## Available data:
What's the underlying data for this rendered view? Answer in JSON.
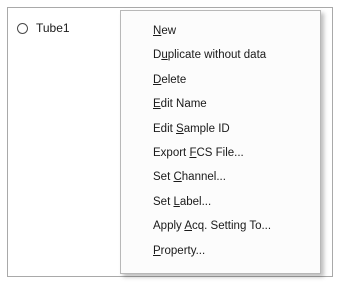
{
  "tree": {
    "item_label": "Tube1",
    "item_icon": "radio-circle-icon"
  },
  "context_menu": {
    "items": [
      {
        "pre": "",
        "mn": "N",
        "post": "ew"
      },
      {
        "pre": "D",
        "mn": "u",
        "post": "plicate without data"
      },
      {
        "pre": "",
        "mn": "D",
        "post": "elete"
      },
      {
        "pre": "",
        "mn": "E",
        "post": "dit Name"
      },
      {
        "pre": "Edit ",
        "mn": "S",
        "post": "ample ID"
      },
      {
        "pre": "Export ",
        "mn": "F",
        "post": "CS File..."
      },
      {
        "pre": "Set ",
        "mn": "C",
        "post": "hannel..."
      },
      {
        "pre": "Set ",
        "mn": "L",
        "post": "abel..."
      },
      {
        "pre": "Apply ",
        "mn": "A",
        "post": "cq. Setting To..."
      },
      {
        "pre": "",
        "mn": "P",
        "post": "roperty..."
      }
    ]
  }
}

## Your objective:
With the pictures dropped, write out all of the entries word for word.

## Exercise solution:
What's the underlying data for this rendered view? Answer in JSON.
{
  "tree": {
    "item_label": "Tube1",
    "item_icon": "radio-circle-icon"
  },
  "context_menu": {
    "items": [
      {
        "pre": "",
        "mn": "N",
        "post": "ew"
      },
      {
        "pre": "D",
        "mn": "u",
        "post": "plicate without data"
      },
      {
        "pre": "",
        "mn": "D",
        "post": "elete"
      },
      {
        "pre": "",
        "mn": "E",
        "post": "dit Name"
      },
      {
        "pre": "Edit ",
        "mn": "S",
        "post": "ample ID"
      },
      {
        "pre": "Export ",
        "mn": "F",
        "post": "CS File..."
      },
      {
        "pre": "Set ",
        "mn": "C",
        "post": "hannel..."
      },
      {
        "pre": "Set ",
        "mn": "L",
        "post": "abel..."
      },
      {
        "pre": "Apply ",
        "mn": "A",
        "post": "cq. Setting To..."
      },
      {
        "pre": "",
        "mn": "P",
        "post": "roperty..."
      }
    ]
  }
}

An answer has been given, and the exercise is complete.